NVIDIA GeForce GTX 670 launched today, and we have had the chance to review as many as four unique graphics cards based on it. It also gave us the opportunity to pair two of these cards in 2-way SLI configuration to test how performance scales up. Before you proceed any further, make sure you're up to speed with our single graphics card reviews:
NVIDIA GeForce GTX 670 comes at a good point in time. It closely follows Intel's 3rd Generation Core processor family launch, which presents PC enthusiasts time to upgrade, particularly to PCI-Express 3.0 platforms. Our recent review covering PCI-Express scaling

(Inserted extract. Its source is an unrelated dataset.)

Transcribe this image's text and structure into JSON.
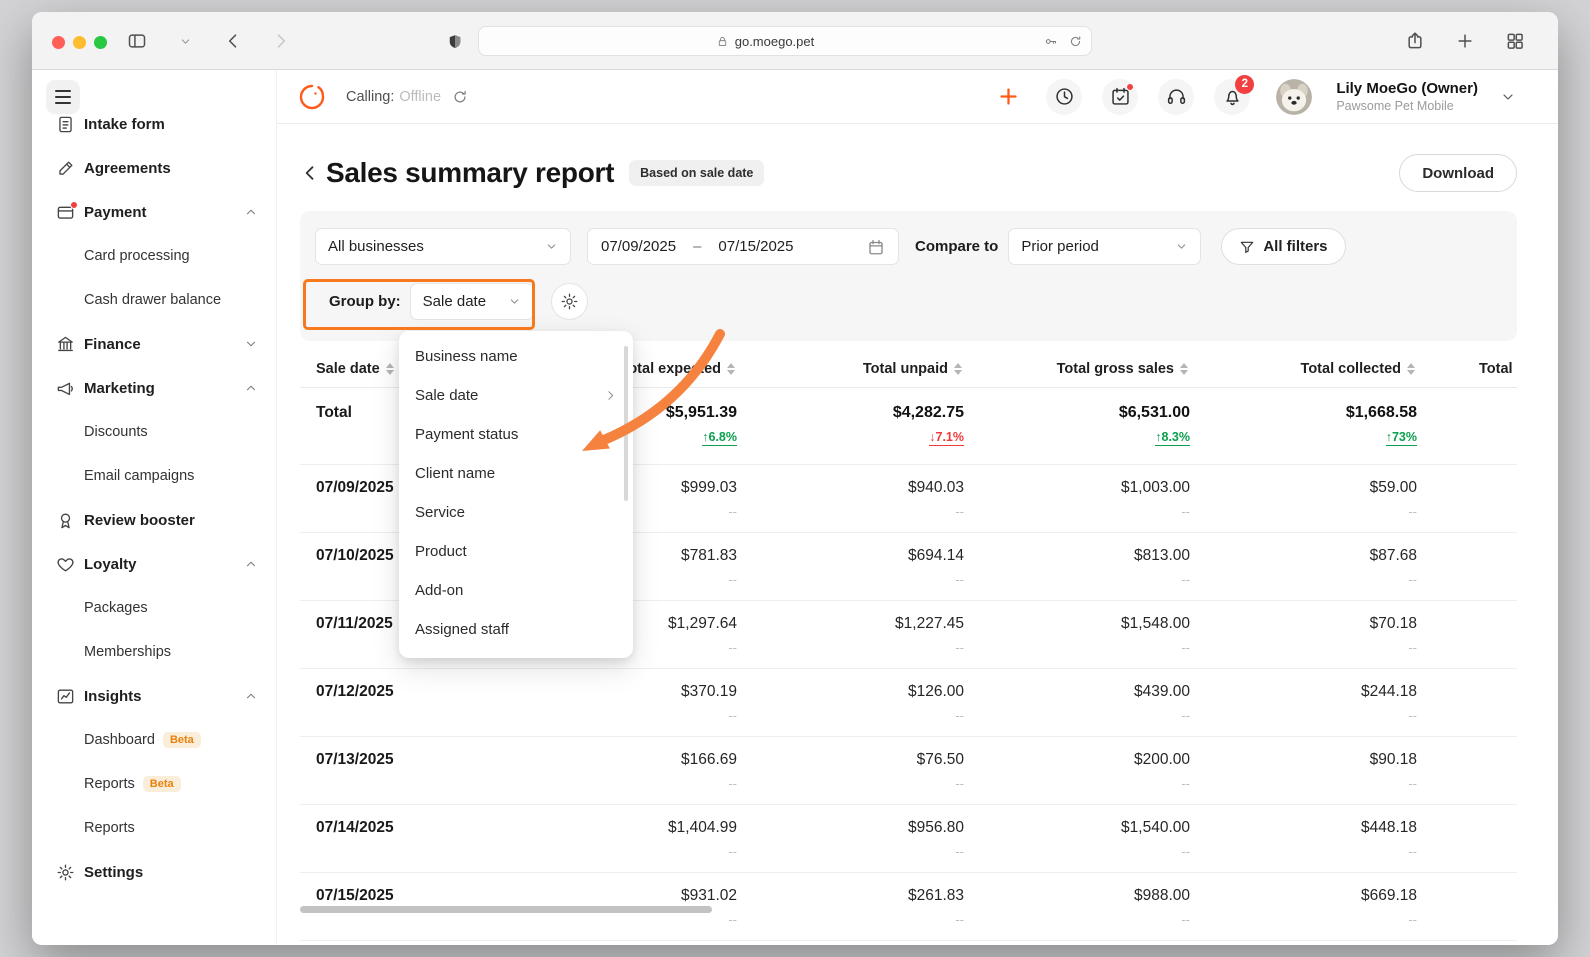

of GeForce GTX 680 and Radeon HD 7970 over the three generations of PCI-Express, and in various lane configurations, proved that PCI-Express 3.0 x8 provides bandwidth that yields performance identical to that of PCI-Express 2.0 x16, and that PCI-Express 3.0 x16 makes these current-generation high-end GPUs no more than 1% faster.
The PCI-Express scaling results give confidence to enthusiasts to opt for the Core "Ivy Bridge" platform, since on most multi-GPU capable 7-series motherboards, the lone PCI-Express 3.0 x16 link from the processor is split into two x8 links (or x8 + x4 + x4, on some motherboards). While NVIDIA's $399 GeForce GTX 670 has much to offer, we investigate the viability of following an incremental upgrade path, in which you buy one card now, and a second card when your games are beginning to get the better of the GPU, or when you've upgraded your monitor to a higher resolution. By today's prices, GTX 670 2-way SLI is a $798 solution. Two other competitors to look out for in this review are the recently-launched GeForce GTX 690 dual-GPU graphics card, which costs $999, but is selling for as high as $1,200; and GeForce GTX 680 2-way SLI, which provides the same performance for $998. In this review, we will test a 2-way SLI configuration of two GeForce GTX 670 2 GB graphics cards, running at NVIDIA reference clock speeds, through our entire performance test-bench.